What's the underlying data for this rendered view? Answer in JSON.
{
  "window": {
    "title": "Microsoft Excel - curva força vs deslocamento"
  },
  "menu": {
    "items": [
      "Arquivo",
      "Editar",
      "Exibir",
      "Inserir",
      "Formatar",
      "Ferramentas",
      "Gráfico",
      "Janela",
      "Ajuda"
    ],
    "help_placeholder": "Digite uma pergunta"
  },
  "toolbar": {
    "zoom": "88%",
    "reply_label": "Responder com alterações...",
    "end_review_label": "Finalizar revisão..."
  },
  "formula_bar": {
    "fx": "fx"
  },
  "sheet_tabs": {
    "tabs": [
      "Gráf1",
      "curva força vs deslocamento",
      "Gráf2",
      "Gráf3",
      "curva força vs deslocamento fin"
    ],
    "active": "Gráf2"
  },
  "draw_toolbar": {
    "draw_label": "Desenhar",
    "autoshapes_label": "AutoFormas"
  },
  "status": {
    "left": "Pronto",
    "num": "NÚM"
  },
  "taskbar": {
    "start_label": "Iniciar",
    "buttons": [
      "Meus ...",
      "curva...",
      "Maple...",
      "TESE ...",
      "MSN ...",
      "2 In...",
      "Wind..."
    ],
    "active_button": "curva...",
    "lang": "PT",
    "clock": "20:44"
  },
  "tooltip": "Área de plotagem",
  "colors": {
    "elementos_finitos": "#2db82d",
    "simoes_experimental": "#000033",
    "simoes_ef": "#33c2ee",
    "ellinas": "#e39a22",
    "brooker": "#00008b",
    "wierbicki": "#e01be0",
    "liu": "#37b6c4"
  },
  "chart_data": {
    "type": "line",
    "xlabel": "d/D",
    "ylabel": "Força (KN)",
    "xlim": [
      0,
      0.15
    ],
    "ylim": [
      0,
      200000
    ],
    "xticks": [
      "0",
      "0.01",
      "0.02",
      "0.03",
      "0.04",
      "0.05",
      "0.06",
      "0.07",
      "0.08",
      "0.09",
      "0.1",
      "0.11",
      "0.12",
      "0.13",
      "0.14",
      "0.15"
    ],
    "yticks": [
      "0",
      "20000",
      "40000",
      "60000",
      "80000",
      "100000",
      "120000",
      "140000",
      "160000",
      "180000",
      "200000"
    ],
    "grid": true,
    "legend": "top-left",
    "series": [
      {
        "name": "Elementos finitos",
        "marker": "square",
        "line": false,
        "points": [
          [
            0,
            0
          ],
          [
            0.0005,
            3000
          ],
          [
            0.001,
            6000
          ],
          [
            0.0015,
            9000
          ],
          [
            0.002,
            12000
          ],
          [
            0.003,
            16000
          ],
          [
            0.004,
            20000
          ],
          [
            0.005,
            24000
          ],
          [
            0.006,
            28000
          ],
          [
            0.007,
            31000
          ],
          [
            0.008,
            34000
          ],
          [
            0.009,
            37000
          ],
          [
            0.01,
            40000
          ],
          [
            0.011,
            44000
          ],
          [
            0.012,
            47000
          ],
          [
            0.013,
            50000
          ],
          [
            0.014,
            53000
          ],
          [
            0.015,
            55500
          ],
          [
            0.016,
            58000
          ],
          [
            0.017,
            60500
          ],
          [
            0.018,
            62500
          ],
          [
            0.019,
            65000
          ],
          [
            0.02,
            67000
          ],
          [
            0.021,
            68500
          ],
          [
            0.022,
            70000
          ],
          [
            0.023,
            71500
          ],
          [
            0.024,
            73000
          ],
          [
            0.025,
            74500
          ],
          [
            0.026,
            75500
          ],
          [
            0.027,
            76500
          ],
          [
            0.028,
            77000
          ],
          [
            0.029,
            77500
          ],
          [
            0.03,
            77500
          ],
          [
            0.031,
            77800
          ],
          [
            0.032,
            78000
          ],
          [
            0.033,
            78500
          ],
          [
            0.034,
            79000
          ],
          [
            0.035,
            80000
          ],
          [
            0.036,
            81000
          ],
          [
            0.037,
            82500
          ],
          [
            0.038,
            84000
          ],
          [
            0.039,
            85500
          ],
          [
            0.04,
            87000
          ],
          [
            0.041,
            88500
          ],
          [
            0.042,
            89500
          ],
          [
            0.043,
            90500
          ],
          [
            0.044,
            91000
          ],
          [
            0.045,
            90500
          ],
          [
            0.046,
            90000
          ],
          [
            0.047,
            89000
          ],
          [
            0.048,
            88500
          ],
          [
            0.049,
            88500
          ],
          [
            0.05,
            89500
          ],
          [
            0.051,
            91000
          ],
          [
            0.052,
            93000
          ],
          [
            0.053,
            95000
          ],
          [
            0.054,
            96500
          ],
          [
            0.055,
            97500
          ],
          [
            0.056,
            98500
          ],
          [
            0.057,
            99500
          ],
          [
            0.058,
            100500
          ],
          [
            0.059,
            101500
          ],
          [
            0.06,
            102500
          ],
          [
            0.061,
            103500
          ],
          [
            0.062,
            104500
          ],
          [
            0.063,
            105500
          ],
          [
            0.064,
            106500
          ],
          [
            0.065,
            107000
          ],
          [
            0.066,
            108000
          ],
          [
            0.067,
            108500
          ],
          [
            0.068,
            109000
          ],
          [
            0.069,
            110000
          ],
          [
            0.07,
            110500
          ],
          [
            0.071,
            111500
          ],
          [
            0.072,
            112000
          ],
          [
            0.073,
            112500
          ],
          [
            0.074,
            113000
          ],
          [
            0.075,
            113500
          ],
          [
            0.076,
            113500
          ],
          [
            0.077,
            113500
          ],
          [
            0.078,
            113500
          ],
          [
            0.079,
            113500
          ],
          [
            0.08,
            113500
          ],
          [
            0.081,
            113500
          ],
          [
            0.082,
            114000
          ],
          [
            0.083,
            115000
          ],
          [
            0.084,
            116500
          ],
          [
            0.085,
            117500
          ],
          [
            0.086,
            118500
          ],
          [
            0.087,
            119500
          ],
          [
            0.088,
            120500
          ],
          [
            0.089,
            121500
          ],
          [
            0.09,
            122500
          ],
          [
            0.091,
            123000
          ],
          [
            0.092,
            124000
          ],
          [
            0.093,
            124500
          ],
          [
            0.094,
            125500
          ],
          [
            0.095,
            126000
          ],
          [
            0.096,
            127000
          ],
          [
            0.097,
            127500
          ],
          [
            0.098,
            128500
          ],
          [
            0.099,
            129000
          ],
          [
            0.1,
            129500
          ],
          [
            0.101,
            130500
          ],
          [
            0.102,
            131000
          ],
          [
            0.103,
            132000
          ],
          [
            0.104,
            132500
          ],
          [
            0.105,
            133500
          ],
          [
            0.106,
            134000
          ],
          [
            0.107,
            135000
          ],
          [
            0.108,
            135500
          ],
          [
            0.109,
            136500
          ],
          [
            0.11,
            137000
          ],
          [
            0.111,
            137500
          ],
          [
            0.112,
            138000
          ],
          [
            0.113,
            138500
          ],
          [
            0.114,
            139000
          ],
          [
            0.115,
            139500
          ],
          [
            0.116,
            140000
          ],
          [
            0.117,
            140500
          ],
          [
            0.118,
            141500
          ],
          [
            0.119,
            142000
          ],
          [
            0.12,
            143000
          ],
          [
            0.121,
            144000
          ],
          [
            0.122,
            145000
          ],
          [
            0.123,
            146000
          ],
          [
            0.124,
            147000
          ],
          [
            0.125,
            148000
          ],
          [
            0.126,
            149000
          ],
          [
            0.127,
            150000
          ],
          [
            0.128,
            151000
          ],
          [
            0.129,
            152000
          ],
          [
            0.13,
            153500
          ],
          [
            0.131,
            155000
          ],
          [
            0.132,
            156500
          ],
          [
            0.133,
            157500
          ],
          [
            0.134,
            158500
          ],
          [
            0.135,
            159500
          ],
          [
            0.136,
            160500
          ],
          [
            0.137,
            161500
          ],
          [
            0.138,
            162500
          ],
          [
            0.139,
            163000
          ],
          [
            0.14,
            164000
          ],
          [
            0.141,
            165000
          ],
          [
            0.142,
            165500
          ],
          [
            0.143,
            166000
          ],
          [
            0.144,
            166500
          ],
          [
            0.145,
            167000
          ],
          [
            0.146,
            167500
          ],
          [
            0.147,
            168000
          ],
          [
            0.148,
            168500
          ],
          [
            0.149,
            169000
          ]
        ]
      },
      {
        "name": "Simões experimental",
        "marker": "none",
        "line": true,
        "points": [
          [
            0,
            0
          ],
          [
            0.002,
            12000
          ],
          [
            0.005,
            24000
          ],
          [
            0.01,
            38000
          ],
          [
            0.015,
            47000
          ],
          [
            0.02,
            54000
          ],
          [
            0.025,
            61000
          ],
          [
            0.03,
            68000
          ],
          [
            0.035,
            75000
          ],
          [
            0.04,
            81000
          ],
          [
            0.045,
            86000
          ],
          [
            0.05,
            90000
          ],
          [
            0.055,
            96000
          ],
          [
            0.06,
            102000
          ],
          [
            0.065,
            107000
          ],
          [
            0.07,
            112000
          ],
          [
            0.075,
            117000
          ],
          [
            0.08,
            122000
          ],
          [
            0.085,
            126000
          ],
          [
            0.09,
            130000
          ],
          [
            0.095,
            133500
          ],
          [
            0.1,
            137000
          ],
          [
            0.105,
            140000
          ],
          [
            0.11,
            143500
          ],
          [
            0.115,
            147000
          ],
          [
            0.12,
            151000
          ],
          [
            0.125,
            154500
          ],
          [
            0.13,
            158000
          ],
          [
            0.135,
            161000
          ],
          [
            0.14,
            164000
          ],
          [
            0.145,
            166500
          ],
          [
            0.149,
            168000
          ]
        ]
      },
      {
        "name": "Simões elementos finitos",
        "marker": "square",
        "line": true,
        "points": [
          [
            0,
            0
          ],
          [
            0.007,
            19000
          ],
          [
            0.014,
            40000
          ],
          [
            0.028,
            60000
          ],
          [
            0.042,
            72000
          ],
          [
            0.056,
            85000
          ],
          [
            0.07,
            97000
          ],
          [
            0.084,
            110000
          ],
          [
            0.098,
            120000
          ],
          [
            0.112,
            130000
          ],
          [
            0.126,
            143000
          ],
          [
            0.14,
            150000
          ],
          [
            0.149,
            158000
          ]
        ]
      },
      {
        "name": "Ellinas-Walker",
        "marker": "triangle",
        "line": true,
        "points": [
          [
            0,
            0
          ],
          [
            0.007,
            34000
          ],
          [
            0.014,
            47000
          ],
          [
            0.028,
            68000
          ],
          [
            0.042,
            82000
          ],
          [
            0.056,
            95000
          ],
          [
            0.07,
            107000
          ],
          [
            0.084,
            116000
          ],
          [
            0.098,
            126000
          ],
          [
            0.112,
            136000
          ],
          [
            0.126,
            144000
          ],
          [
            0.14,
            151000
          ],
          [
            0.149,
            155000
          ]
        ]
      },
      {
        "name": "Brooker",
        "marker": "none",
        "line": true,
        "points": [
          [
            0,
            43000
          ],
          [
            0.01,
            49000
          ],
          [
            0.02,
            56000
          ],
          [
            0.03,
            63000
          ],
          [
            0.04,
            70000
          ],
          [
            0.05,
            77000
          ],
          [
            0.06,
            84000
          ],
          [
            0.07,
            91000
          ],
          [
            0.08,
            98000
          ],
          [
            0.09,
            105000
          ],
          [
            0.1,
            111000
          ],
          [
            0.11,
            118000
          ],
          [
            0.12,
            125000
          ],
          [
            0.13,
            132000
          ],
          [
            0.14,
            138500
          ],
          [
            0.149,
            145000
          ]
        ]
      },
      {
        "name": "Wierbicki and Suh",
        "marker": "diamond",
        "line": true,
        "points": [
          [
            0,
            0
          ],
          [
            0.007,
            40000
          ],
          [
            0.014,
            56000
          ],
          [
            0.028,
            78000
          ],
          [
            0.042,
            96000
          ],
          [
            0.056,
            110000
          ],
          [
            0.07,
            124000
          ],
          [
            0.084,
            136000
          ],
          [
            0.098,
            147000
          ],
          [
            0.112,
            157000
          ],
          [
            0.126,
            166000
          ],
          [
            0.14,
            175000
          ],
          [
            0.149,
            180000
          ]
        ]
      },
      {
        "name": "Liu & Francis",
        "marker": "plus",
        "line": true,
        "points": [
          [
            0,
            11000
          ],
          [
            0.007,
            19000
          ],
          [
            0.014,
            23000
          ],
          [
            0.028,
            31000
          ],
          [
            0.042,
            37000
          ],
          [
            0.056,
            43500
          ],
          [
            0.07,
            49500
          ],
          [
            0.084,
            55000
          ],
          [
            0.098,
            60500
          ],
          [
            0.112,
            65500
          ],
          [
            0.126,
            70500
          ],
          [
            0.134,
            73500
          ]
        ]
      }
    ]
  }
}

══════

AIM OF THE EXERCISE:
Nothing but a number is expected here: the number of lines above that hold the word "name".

OUTPUT OF THE TASK:
7